The Electrofuels That Reduce Amazon’s Fleet Emissions
‘Green’ hydrogen and CO2 are combined to create a liquid fuel that has superior environmental characteristics for Amazon’s delivery trucks, explains the fuel supplier’s CEO.
Amazon has a goal of having 50% of its shipments being made net-zero carbon by 2030. In 2021, more than 100 million packages were delivered to customers with zero-emissions vehicles and the company said that number will scale.
One of the retail and logistics giant’s well-known initiatives is its pledge to purchase of 100,000 Rivian electric delivery vehicles by 2030. Initial vehicles were delivered and put into operation in July 2022. In September, Amazon announced another initiative that by next year will replace diesel fuel in its internal-combustion delivery vehicles with ultra-low carbon electrofuels. The supplier of that fuel to Amazon is Sacramento, Calif.-based Infinium.
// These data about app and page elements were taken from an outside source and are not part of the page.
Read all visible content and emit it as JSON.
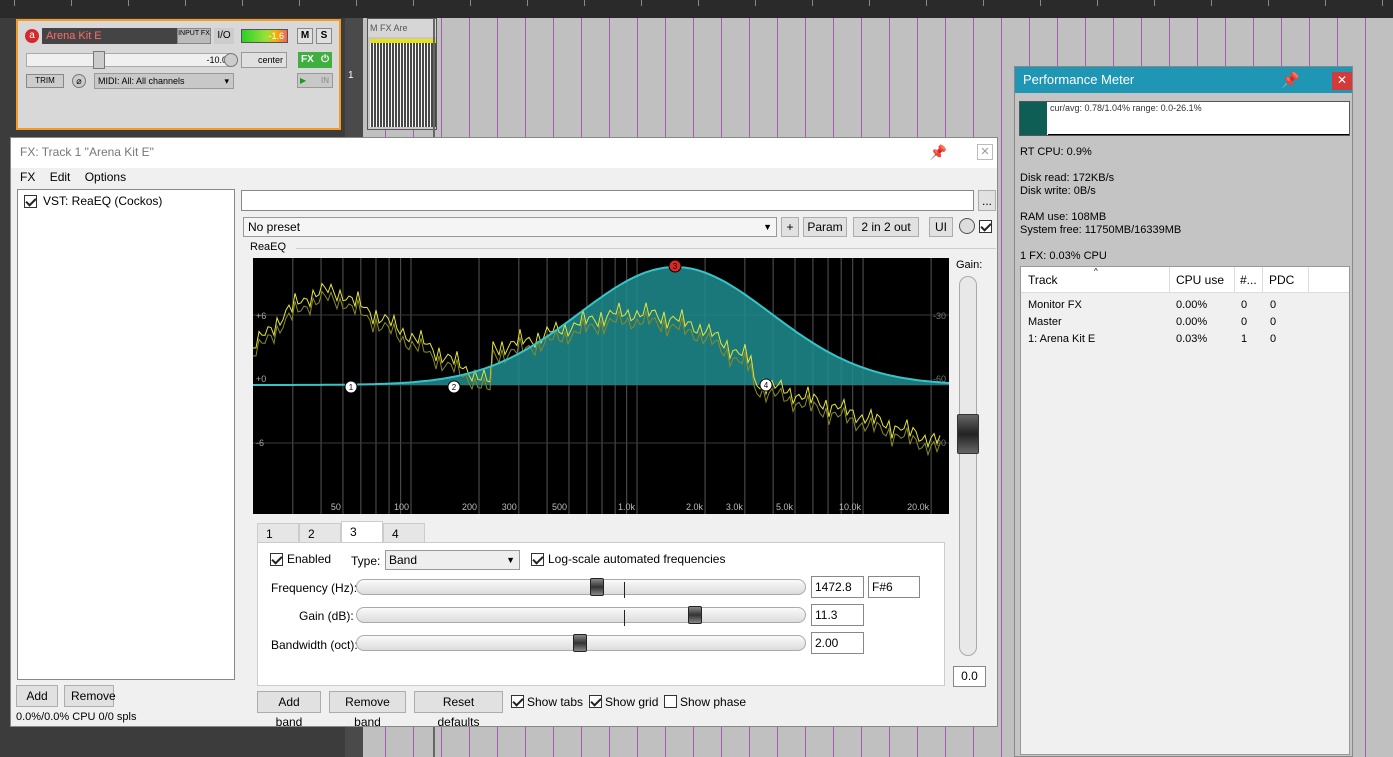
{
  "track": {
    "name": "Arena Kit E",
    "rec_icon": "a",
    "input_fx": "INPUT FX",
    "io_label": "I/O",
    "meter_value": "-1.6",
    "mute_label": "M",
    "solo_label": "S",
    "volume": "-10.0",
    "pan": "center",
    "fx_label": "FX",
    "trim_label": "TRIM",
    "midi_input": "MIDI: All: All channels",
    "input_label": "IN",
    "number": "1"
  },
  "item": {
    "header": "M  FX  Are"
  },
  "fx_window": {
    "title": "FX: Track 1 \"Arena Kit E\"",
    "menu": [
      "FX",
      "Edit",
      "Options"
    ],
    "fx_chain": [
      {
        "label": "VST: ReaEQ (Cockos)",
        "enabled": true
      }
    ],
    "add_label": "Add",
    "remove_label": "Remove",
    "cpu_status": "0.0%/0.0% CPU 0/0 spls",
    "plugin_name_value": "",
    "dots_label": "...",
    "preset": "No preset",
    "plus_label": "+",
    "param_label": "Param",
    "routing_label": "2 in 2 out",
    "ui_label": "UI",
    "plugin_title": "ReaEQ",
    "gain_label": "Gain:",
    "gain_value": "0.0",
    "graph": {
      "left_db_labels": [
        "+6",
        "+0",
        "-6"
      ],
      "right_db_labels": [
        "-30",
        "-60",
        "-90"
      ],
      "freq_labels": [
        "50",
        "100",
        "200",
        "300",
        "500",
        "1.0k",
        "2.0k",
        "3.0k",
        "5.0k",
        "10.0k",
        "20.0k"
      ],
      "band_points": [
        "1",
        "2",
        "3",
        "4"
      ],
      "curve_color": "#37c4c8",
      "spectrum_color": "#e6e63c",
      "selected_band_color": "#e02626"
    },
    "tabs": [
      "1",
      "2",
      "3",
      "4"
    ],
    "active_tab": "3",
    "band": {
      "enabled_label": "Enabled",
      "type_label": "Type:",
      "type_value": "Band",
      "logscale_label": "Log-scale automated frequencies",
      "frequency_label": "Frequency (Hz):",
      "frequency_value": "1472.8",
      "note_value": "F#6",
      "gain_label": "Gain (dB):",
      "gain_value": "11.3",
      "bandwidth_label": "Bandwidth (oct):",
      "bandwidth_value": "2.00"
    },
    "add_band_label": "Add band",
    "remove_band_label": "Remove band",
    "reset_defaults_label": "Reset defaults",
    "show_tabs_label": "Show tabs",
    "show_grid_label": "Show grid",
    "show_phase_label": "Show phase"
  },
  "perf_meter": {
    "title": "Performance Meter",
    "graph_caption": "cur/avg: 0.78/1.04%  range: 0.0-26.1%",
    "rt_cpu": "RT CPU: 0.9%",
    "disk_read": "Disk read: 172KB/s",
    "disk_write": "Disk write: 0B/s",
    "ram_use": "RAM use: 108MB",
    "system_free": "System free: 11750MB/16339MB",
    "fx_summary": "1 FX: 0.03% CPU",
    "columns": [
      "Track",
      "CPU use",
      "#...",
      "PDC"
    ],
    "rows": [
      {
        "track": "Monitor FX",
        "cpu": "0.00%",
        "count": "0",
        "pdc": "0"
      },
      {
        "track": "Master",
        "cpu": "0.00%",
        "count": "0",
        "pdc": "0"
      },
      {
        "track": "1: Arena Kit E",
        "cpu": "0.03%",
        "count": "1",
        "pdc": "0"
      }
    ]
  }
}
As is the case with Rivian, Amazon has invested in Infinium through its $2-billion Climate Pledge Fund, which was established to help Amazon meet its goal of being net-zero carbon by 2040. Amazon will initially use electrofuel in its “middle-mile fleet,” trucks that operate from vendors and its fulfillment centers to its sortation and delivery stations.
The Infinium fuel is said to reduce greenhouse gases by some 95% compared with fossil fuels. The company is building an electrofuels-production operation in Texas that will use ‘green’ hydrogen — hydrogen produced with renewable power — and 18,000 tons of recycled carbon waste to produce the fuels.
According to Infinium CEO Robert Schuetzle, the fuel is a combination of CO2 and green hydrogen. He said to make the blend, “Infinium uses its proprietary-technology production process to combine industrial carbon-dioxide waste that would otherwise be emitted into the atmosphere with green hydrogen produced from renewable power. This is done through a two-step catalytic reaction, using proprietary catalysts to transform the CO2 and H2 into diesel, jet fuel and other drop-in fuels and chemicals.”
Schuetzle said his company has spent more than a decade developing its fuel-production technology, which is unique because “it provides an end-to-end production process on-site, requiring no post-processing or refining in the base design.”
Asked whether the fuel is liquid or gas and, if gas, is it under pressure or cryogenic conditions? He described the electrofuels as “ultra-low-carbon liquid transportation fuels” that do not require a different kind of fuel tank in the vehicles. The fuels are “drop-in replacements” for traditional fossil-based fuels and can use today’s incumbent storage, tankage and transportation infrastructure.
Multiple engine applications
Energy content of the Infinium fuel is similar to that of its fossil-based alternatives. The company produces diesel products that can be used in today’s diesel engines. Replacing gasoline is not a focus of the technology offering, Schuetzle explained.
Diesel engines do not need to be modified (injectors, seals, etc.), he asserted. The fuel also can be used in marine and aircraft engines without modifications.
Regarding emissions, Schuetzle said the Infinium electrofuels reduce CO2 emissions by upwards of 100% over petroleum fuels and contain no sulfur. Their particulate (PM) constituent also is lower, he claimed. Oxides of nitrogen (NOx) and sulfur oxides (SOx) also are “lowered” when combusted compared to a traditional fossil-based fuel, the company said.
The Infinium fuel’s production costs are based on multiple site-specific input factors, he said. The company expects that as electrofuels begin to scale and key production costs are reduced, their cost will become more competitive with other options in the marketplace.